Most of the responses from Catherine Zinsser, a CONN-OSHA occupational safety training specialist, will be on recordkeeping since that's the focus of most questions she fields.

But if you'd like to ask her a question on another topic, please email CBIA's Phillip Montgomery.

He will treat all questions confidentially and never share any identifying company information with CONN-OSHA or anyone else.


Q: If an employer were to require, or just make available, the COVID-19 vaccine to employees and an employee were to get ill, causing absence or hospitalization, would OSHA recordkeeping standards apply? Would it matter if the vaccine was administered onsite or offsite, or during work hours, especially if it is not a company requirement?

A: There are exceptions to the final rules “presumption of work relatedness” for injuries and illnesses. The final rule contains eight exceptions to the work environment presumption.

They are intended to exclude from the recordkeeping system those injuries and illnesses that occur or manifest in the work environment, but have been identified by OSHA, based on its years of experience with recordkeeping, as cases that do not provide information useful to the identification of occupational injuries and illnesses and would thus tend to skew national injury and illness statistics.

The eight exceptions are the only exceptions to the presumption permitted by the final rule. One of these states that injuries and illnesses will not be considered work-related if they result solely from voluntary participation in a wellness program.


Q: Does OSHA have a time frame—written or unwritten—when it begins to question the validity of an employee’s claim that they were injured on the job? For example, the employee says, “I pulled a muscle last week and it's really beginning to bother me now.” But the employee had not previously given any indication of this injury. Therefore, the company has little or no basis to question or establish the injury. Can it at this point deny the injury was work related?

A: Timely reporting is not a criterion for deciding work relationship. If an event or exposure in the work environment either caused or contributed to the resulting condition or significantly aggravated a pre-existing injury or illness, it is considered work related regardless of being reported several weeks later.

In addition, the employer must establish a reasonable procedure for employees to report work related injuries and illnesses promptly and accurately.
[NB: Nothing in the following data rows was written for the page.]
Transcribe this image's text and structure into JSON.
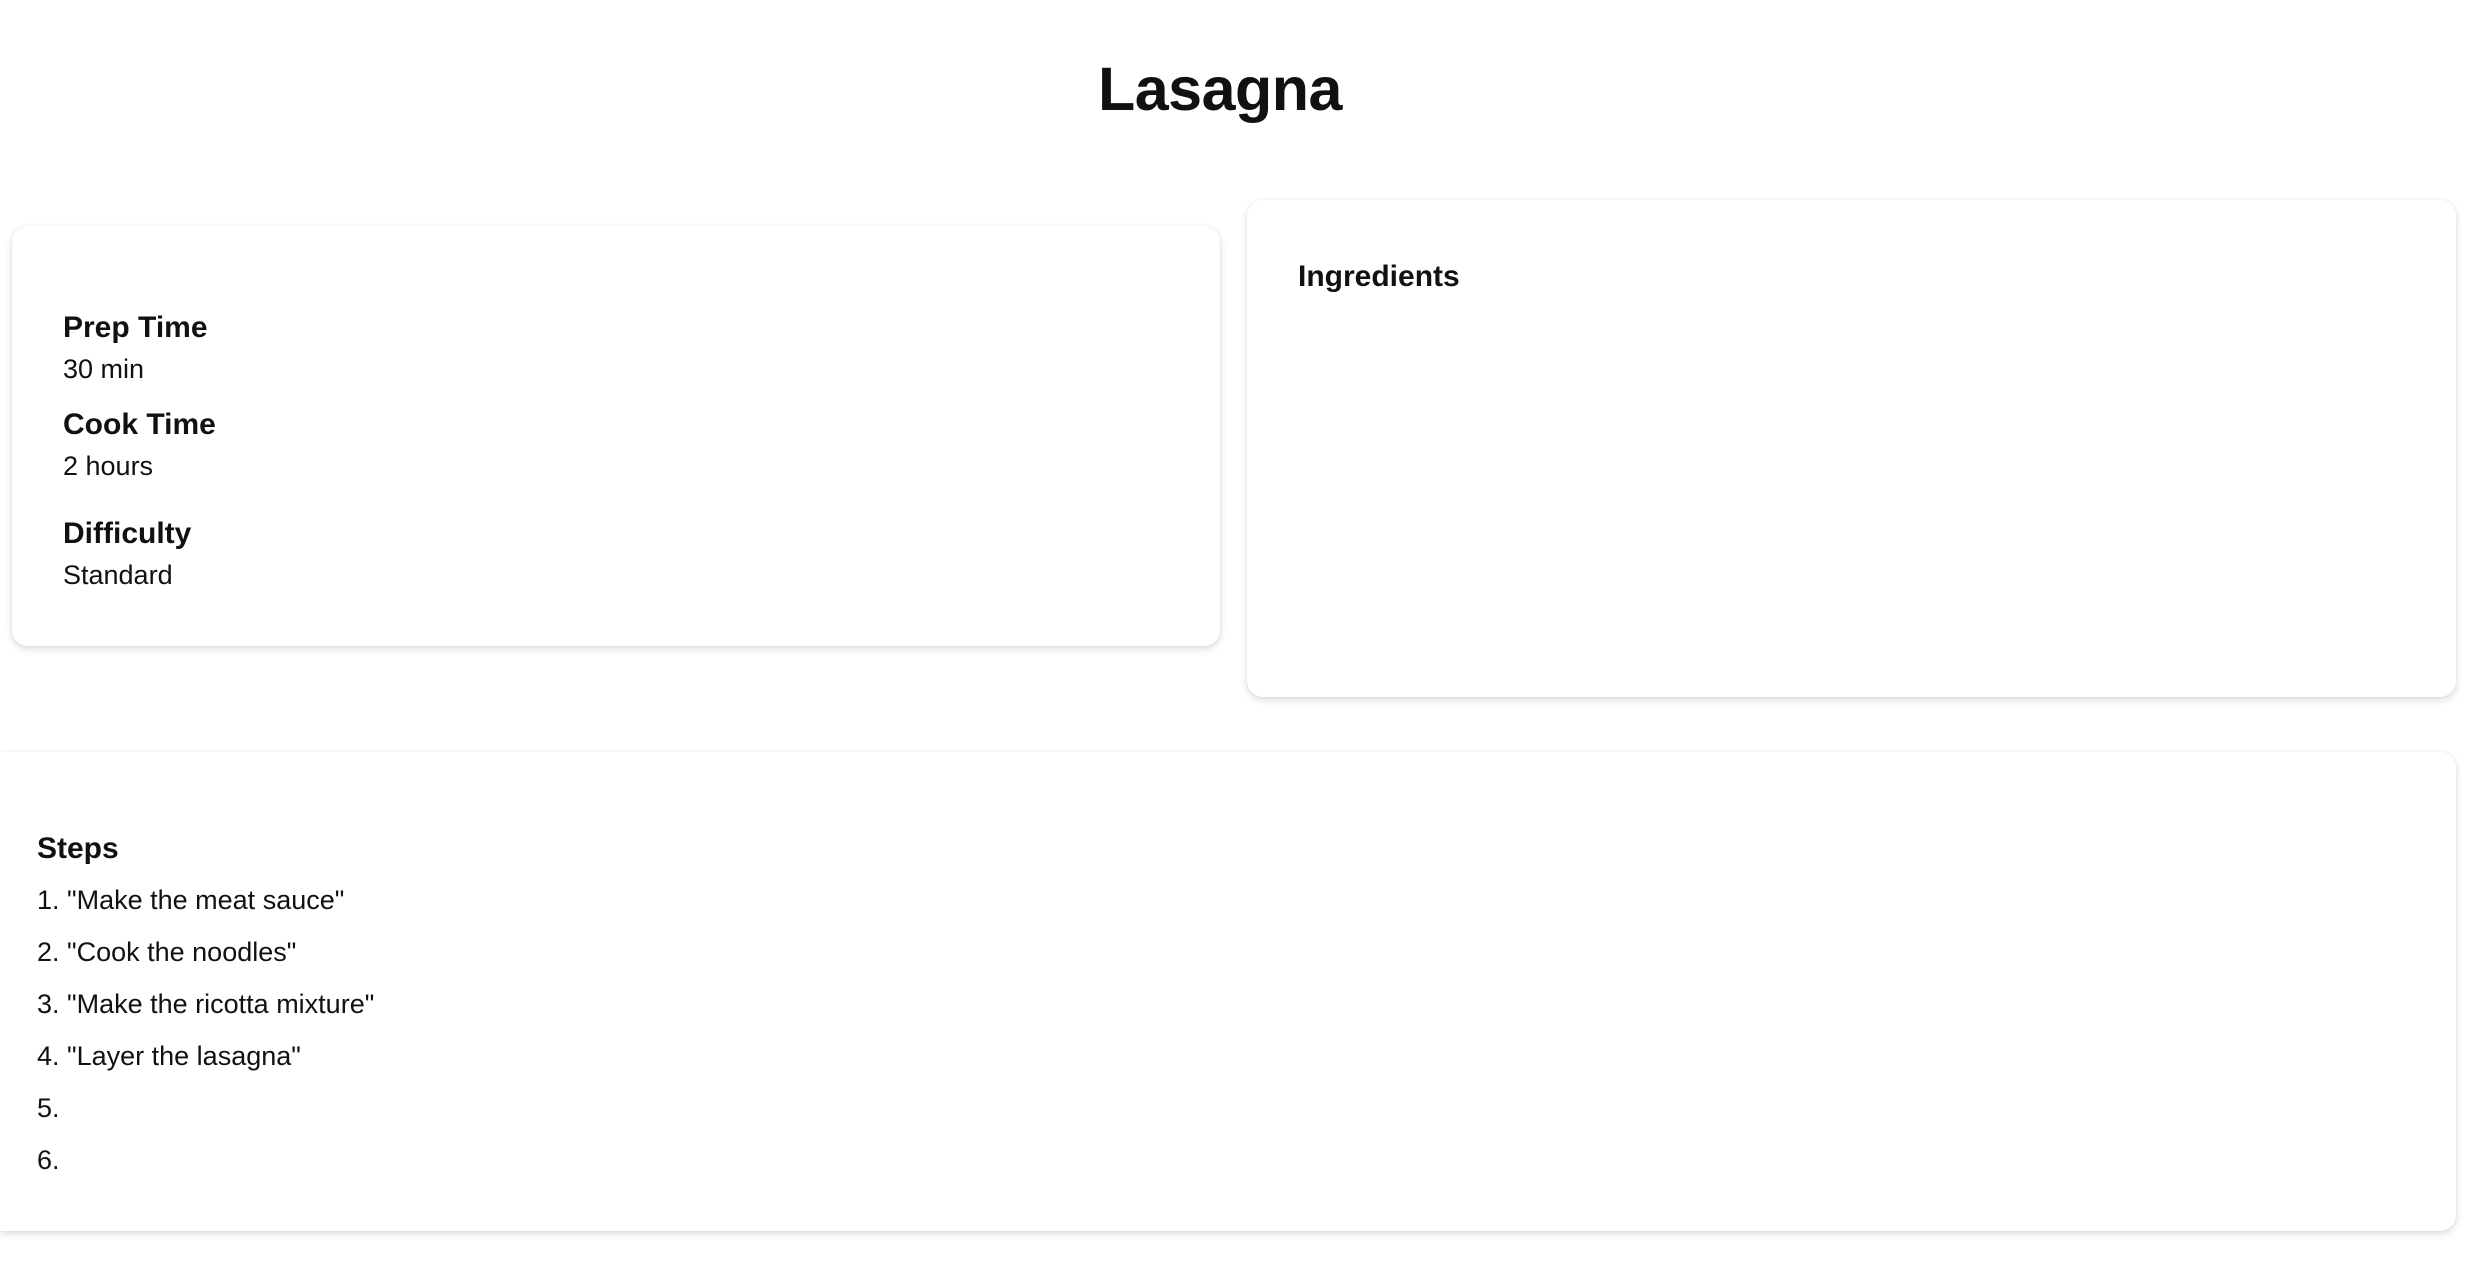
{
  "page": {
    "title": "Lasagna"
  },
  "info": {
    "prep_time_label": "Prep Time",
    "prep_time_value": "30 min",
    "cook_time_label": "Cook Time",
    "cook_time_value": "2 hours",
    "difficulty_label": "Difficulty",
    "difficulty_value": "Standard"
  },
  "ingredients": {
    "heading": "Ingredients",
    "items": []
  },
  "steps": {
    "heading": "Steps",
    "items": [
      "1. \"Make the meat sauce\"",
      "2. \"Cook the noodles\"",
      "3. \"Make the ricotta mixture\"",
      "4. \"Layer the lasagna\"",
      "5.",
      "6."
    ]
  }
}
A procedure is not reasonable if it would deter or discourage a reasonable employee from accurately reporting a workplace injury or illness.

Once the incident is reported it must be recorded on the log within seven calendar days.


For more information, contact CBIA's Phillip Montgomery (860.244.1982).